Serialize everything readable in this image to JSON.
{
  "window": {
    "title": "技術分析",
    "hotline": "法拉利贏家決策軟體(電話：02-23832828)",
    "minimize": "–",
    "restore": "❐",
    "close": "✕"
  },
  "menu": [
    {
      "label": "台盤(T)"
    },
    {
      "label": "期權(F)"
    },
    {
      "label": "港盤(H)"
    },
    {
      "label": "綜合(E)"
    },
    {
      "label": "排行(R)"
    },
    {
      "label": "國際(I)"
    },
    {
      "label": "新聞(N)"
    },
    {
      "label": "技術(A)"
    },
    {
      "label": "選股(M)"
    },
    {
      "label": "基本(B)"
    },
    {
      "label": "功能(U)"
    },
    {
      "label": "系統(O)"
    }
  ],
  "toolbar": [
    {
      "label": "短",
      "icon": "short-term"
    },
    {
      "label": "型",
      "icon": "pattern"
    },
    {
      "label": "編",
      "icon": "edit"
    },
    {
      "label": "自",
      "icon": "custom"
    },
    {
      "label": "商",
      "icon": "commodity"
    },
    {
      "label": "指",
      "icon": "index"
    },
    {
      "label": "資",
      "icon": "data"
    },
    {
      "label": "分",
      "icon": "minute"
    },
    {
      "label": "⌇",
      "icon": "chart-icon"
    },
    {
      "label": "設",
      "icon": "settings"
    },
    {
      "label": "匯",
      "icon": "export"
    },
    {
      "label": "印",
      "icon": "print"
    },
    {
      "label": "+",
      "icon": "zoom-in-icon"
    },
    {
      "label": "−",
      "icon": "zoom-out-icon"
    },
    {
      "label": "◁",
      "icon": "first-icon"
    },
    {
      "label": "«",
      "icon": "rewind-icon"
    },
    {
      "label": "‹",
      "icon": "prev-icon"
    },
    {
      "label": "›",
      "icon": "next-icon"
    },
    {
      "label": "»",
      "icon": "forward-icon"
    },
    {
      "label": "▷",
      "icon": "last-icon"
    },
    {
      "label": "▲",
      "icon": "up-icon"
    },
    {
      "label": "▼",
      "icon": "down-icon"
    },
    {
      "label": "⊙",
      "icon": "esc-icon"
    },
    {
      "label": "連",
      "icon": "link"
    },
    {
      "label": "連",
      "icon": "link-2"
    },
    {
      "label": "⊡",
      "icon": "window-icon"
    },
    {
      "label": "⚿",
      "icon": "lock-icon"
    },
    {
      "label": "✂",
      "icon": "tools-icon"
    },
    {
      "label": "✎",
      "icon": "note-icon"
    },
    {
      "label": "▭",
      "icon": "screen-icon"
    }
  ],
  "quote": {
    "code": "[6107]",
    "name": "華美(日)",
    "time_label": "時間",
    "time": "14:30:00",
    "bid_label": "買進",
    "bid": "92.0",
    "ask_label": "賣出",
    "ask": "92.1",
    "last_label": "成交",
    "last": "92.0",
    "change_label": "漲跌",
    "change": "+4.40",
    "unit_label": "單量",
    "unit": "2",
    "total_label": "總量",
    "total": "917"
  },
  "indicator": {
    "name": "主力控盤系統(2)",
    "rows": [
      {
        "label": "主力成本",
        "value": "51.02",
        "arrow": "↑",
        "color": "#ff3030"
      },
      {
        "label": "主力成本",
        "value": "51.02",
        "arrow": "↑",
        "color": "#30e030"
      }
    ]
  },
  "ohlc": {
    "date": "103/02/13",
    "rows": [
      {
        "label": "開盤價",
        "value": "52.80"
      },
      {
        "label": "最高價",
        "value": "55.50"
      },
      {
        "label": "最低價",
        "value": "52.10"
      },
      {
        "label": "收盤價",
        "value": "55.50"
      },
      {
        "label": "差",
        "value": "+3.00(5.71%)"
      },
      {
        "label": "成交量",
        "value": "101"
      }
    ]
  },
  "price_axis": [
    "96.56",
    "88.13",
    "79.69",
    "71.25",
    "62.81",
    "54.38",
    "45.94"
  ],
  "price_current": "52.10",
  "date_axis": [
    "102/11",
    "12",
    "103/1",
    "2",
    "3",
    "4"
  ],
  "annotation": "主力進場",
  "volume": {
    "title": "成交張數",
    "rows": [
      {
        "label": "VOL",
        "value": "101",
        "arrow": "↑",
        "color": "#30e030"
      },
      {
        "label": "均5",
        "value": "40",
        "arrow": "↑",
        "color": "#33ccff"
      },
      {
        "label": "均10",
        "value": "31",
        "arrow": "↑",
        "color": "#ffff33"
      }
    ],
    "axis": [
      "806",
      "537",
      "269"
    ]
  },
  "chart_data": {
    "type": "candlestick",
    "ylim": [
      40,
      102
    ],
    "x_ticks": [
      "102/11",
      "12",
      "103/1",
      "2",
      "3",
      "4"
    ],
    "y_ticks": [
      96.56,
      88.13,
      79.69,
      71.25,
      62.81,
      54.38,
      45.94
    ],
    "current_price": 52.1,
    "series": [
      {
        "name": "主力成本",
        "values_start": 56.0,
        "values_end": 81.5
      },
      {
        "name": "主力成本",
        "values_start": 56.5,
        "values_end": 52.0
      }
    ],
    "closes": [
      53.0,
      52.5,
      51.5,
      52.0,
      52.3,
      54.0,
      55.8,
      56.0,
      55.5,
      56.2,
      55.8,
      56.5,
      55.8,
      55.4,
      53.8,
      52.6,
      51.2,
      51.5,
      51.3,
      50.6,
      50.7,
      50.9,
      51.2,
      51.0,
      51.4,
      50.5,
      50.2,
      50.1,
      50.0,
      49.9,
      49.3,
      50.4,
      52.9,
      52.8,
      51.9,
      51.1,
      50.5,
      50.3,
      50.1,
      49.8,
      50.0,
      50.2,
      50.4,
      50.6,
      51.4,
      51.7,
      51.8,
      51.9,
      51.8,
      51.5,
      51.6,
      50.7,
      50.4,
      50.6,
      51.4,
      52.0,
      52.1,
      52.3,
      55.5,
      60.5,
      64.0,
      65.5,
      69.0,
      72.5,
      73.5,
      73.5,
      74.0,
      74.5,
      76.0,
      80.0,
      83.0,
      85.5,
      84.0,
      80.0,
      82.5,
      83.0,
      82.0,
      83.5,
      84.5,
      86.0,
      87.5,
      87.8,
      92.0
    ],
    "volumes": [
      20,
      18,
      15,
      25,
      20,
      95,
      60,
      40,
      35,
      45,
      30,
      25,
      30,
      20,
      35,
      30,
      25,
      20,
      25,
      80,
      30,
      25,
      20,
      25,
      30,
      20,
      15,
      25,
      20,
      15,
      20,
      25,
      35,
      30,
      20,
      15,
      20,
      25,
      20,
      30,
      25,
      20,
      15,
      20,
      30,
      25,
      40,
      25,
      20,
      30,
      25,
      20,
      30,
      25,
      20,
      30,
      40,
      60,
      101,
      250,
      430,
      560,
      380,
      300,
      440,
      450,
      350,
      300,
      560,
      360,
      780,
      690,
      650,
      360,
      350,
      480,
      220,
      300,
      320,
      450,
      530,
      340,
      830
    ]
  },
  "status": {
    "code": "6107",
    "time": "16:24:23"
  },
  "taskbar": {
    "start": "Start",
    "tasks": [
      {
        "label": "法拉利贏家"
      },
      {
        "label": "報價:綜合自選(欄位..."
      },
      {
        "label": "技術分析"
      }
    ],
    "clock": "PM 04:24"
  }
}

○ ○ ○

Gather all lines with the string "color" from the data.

Response to this task =>
        "color": "#ff3030"
        "color": "#30e030"
        "color": "#30e030"
        "color": "#33ccff"
        "color": "#ffff33"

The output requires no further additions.